Schneewittchen is designed to fulfill the requierements of LTF-L (PDF), a class of very light airplanes with up to 120 kg empty weight. The requierements are quiet stringent, including not only the extremely low empty weight, but also a very low stall speed below 55 km/h (corresponds to 30 kn or 34 MPH). With the all-wing concept, Schneewittchen suits very well this class. To keep the weight as low as possible, I decided to use an electric drive (for example a Geiger HPD 10), as accumulators do not count to the empty weight.
Data and specifications
|Average chord:||1.5 m|
|Max. take-off weight:||270 kg|
|Est. empty weight:||120 kg|
|Best glide:||25 at 83 km/h|
|Lowest sink rate:||0,75 m/s at 64 km/h|
|Material:||mixture between carbon composite and wood|
Last blog entries
In our last blog entry we reported how the cooling system was designed and built. The next obvious step was finishing everything so that the electric motor and propeller could run. A propulsion system is a delicate thing: proper cooling, balanced shaft and propeller, well desgined bearing, etc. This is why we had to take …
The last couple of months have been very productive.
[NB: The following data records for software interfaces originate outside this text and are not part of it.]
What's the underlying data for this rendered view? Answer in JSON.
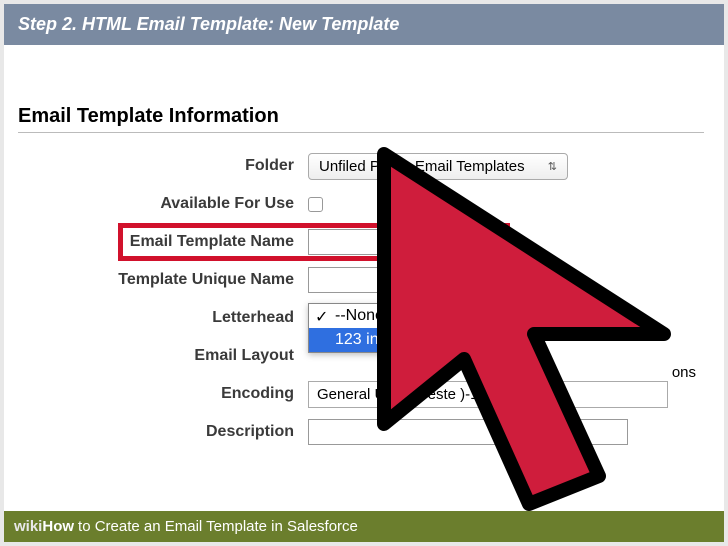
{
  "header": {
    "title": "Step 2. HTML Email Template: New Template"
  },
  "section": {
    "title": "Email Template Information"
  },
  "labels": {
    "folder": "Folder",
    "available": "Available For Use",
    "template_name": "Email Template Name",
    "unique_name": "Template Unique Name",
    "letterhead": "Letterhead",
    "email_layout": "Email Layout",
    "encoding": "Encoding",
    "description": "Description"
  },
  "fields": {
    "folder_selected": "Unfiled Public Email Templates",
    "template_name_value": "",
    "unique_name_value": "",
    "encoding_value_visible": "General US & Weste                                            )-1, ISO-LATI",
    "description_value": ""
  },
  "letterhead_dropdown": {
    "options": [
      "--None--",
      "123 inc"
    ],
    "checked": "--None--",
    "highlighted": "123 inc"
  },
  "residual": {
    "suffix": "ons"
  },
  "footer": {
    "prefix1": "wiki",
    "prefix2": "How",
    "title": "to Create an Email Template in Salesforce"
  }
}
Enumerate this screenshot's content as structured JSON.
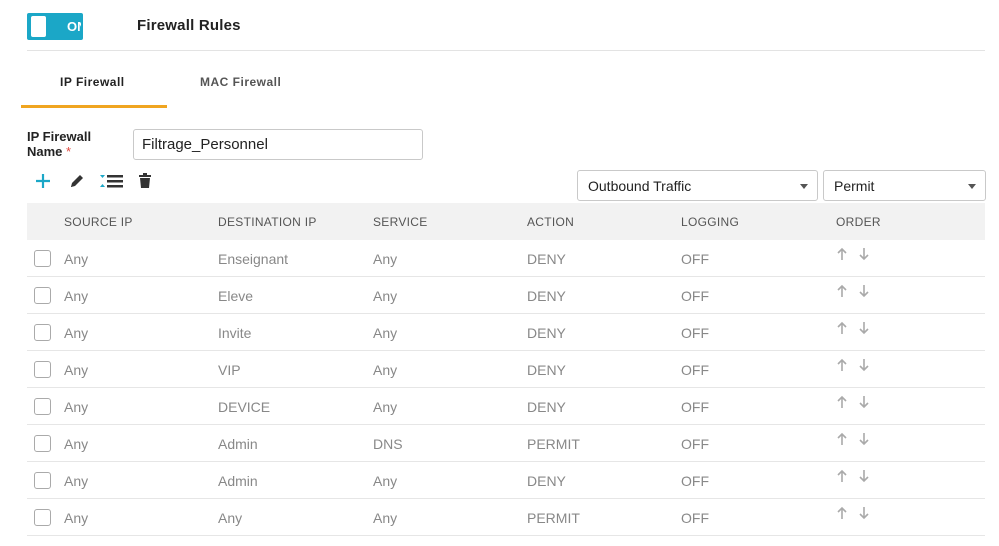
{
  "header": {
    "toggle_label": "ON",
    "title": "Firewall Rules"
  },
  "tabs": [
    {
      "label": "IP Firewall",
      "active": true
    },
    {
      "label": "MAC Firewall",
      "active": false
    }
  ],
  "form": {
    "name_label": "IP Firewall Name",
    "required_mark": "*",
    "name_value": "Filtrage_Personnel"
  },
  "toolbar": {
    "icons": [
      "add-icon",
      "edit-icon",
      "reorder-icon",
      "delete-icon"
    ],
    "traffic_select": "Outbound Traffic",
    "action_select": "Permit"
  },
  "table": {
    "columns": [
      "SOURCE IP",
      "DESTINATION IP",
      "SERVICE",
      "ACTION",
      "LOGGING",
      "ORDER"
    ],
    "rows": [
      {
        "source": "Any",
        "destination": "Enseignant",
        "service": "Any",
        "action": "DENY",
        "logging": "OFF"
      },
      {
        "source": "Any",
        "destination": "Eleve",
        "service": "Any",
        "action": "DENY",
        "logging": "OFF"
      },
      {
        "source": "Any",
        "destination": "Invite",
        "service": "Any",
        "action": "DENY",
        "logging": "OFF"
      },
      {
        "source": "Any",
        "destination": "VIP",
        "service": "Any",
        "action": "DENY",
        "logging": "OFF"
      },
      {
        "source": "Any",
        "destination": "DEVICE",
        "service": "Any",
        "action": "DENY",
        "logging": "OFF"
      },
      {
        "source": "Any",
        "destination": "Admin",
        "service": "DNS",
        "action": "PERMIT",
        "logging": "OFF"
      },
      {
        "source": "Any",
        "destination": "Admin",
        "service": "Any",
        "action": "DENY",
        "logging": "OFF"
      },
      {
        "source": "Any",
        "destination": "Any",
        "service": "Any",
        "action": "PERMIT",
        "logging": "OFF"
      }
    ]
  },
  "colors": {
    "toggle": "#1ba7c7",
    "tab_underline": "#f0a520",
    "add_icon": "#1ba7c7",
    "required": "#e0483e"
  }
}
We used the free days over Christmas and New Year to design and build the drive’s cooling system. A HPD16 from Geiger Engineering with continuous 16 kW (21.5 hp) is quite efficient, but still needs proper cooling. Though not as critical, the inverter also dissipates heat, …
What a year! Pandemic, lockdown, isolation, recession, stock market crash and recovery, protests and elections in the U.S., and Belarus, refugee camps burning in the EU, trade war flaring up again, and a no-deal Brexit knocking loudly at the door. Sounds almost like a screenplay for an apocalyptic film. Well it isn’t. Sad but true. …